#### [Task prompt]
Quote all of the data below exactly, please.

#### [Given records]
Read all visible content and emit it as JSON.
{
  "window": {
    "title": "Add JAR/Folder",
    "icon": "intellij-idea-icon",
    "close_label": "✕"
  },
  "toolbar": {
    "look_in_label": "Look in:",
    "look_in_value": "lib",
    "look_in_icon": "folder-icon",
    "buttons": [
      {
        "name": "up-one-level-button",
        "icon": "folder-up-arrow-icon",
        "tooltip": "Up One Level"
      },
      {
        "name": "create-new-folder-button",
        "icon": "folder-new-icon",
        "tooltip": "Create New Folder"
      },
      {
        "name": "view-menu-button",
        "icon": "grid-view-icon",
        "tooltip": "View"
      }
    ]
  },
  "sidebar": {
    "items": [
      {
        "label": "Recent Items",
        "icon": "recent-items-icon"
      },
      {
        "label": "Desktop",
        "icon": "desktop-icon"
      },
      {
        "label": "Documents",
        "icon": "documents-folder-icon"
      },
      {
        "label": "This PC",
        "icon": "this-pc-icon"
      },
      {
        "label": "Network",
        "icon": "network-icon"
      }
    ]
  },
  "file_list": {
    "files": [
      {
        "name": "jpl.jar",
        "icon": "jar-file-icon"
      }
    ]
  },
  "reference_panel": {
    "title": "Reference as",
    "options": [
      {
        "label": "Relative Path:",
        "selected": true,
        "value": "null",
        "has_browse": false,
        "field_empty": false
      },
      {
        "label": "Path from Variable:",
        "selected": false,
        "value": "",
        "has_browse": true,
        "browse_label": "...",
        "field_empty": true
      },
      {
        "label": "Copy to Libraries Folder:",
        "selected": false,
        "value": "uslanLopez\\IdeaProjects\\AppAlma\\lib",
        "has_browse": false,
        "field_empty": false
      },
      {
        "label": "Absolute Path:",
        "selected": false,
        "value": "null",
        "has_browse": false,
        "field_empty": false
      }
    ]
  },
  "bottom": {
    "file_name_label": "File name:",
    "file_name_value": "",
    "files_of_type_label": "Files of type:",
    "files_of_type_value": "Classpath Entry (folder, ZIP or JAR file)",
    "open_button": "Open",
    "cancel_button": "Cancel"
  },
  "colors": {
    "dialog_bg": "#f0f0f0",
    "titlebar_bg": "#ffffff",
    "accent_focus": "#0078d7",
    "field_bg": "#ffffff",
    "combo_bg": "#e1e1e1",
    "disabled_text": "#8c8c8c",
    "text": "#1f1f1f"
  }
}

#### [Written reply]
Read all visible content and emit it as JSON.
{
  "window": {
    "title": "Add JAR/Folder",
    "icon": "intellij-idea-icon",
    "close_label": "✕"
  },
  "toolbar": {
    "look_in_label": "Look in:",
    "look_in_value": "lib",
    "look_in_icon": "folder-icon",
    "buttons": [
      {
        "name": "up-one-level-button",
        "icon": "folder-up-arrow-icon",
        "tooltip": "Up One Level"
      },
      {
        "name": "create-new-folder-button",
        "icon": "folder-new-icon",
        "tooltip": "Create New Folder"
      },
      {
        "name": "view-menu-button",
        "icon": "grid-view-icon",
        "tooltip": "View"
      }
    ]
  },
  "sidebar": {
    "items": [
      {
        "label": "Recent Items",
        "icon": "recent-items-icon"
      },
      {
        "label": "Desktop",
        "icon": "desktop-icon"
      },
      {
        "label": "Documents",
        "icon": "documents-folder-icon"
      },
      {
        "label": "This PC",
        "icon": "this-pc-icon"
      },
      {
        "label": "Network",
        "icon": "network-icon"
      }
    ]
  },
  "file_list": {
    "files": [
      {
        "name": "jpl.jar",
        "icon": "jar-file-icon"
      }
    ]
  },
  "reference_panel": {
    "title": "Reference as",
    "options": [
      {
        "label": "Relative Path:",
        "selected": true,
        "value": "null",
        "has_browse": false,
        "field_empty": false
      },
      {
        "label": "Path from Variable:",
        "selected": false,
        "value": "",
        "has_browse": true,
        "browse_label": "...",
        "field_empty": true
      },
      {
        "label": "Copy to Libraries Folder:",
        "selected": false,
        "value": "uslanLopez\\IdeaProjects\\AppAlma\\lib",
        "has_browse": false,
        "field_empty": false
      },
      {
        "label": "Absolute Path:",
        "selected": false,
        "value": "null",
        "has_browse": false,
        "field_empty": false
      }
    ]
  },
  "bottom": {
    "file_name_label": "File name:",
    "file_name_value": "",
    "files_of_type_label": "Files of type:",
    "files_of_type_value": "Classpath Entry (folder, ZIP or JAR file)",
    "open_button": "Open",
    "cancel_button": "Cancel"
  },
  "colors": {
    "dialog_bg": "#f0f0f0",
    "titlebar_bg": "#ffffff",
    "accent_focus": "#0078d7",
    "field_bg": "#ffffff",
    "combo_bg": "#e1e1e1",
    "disabled_text": "#8c8c8c",
    "text": "#1f1f1f"
  }
}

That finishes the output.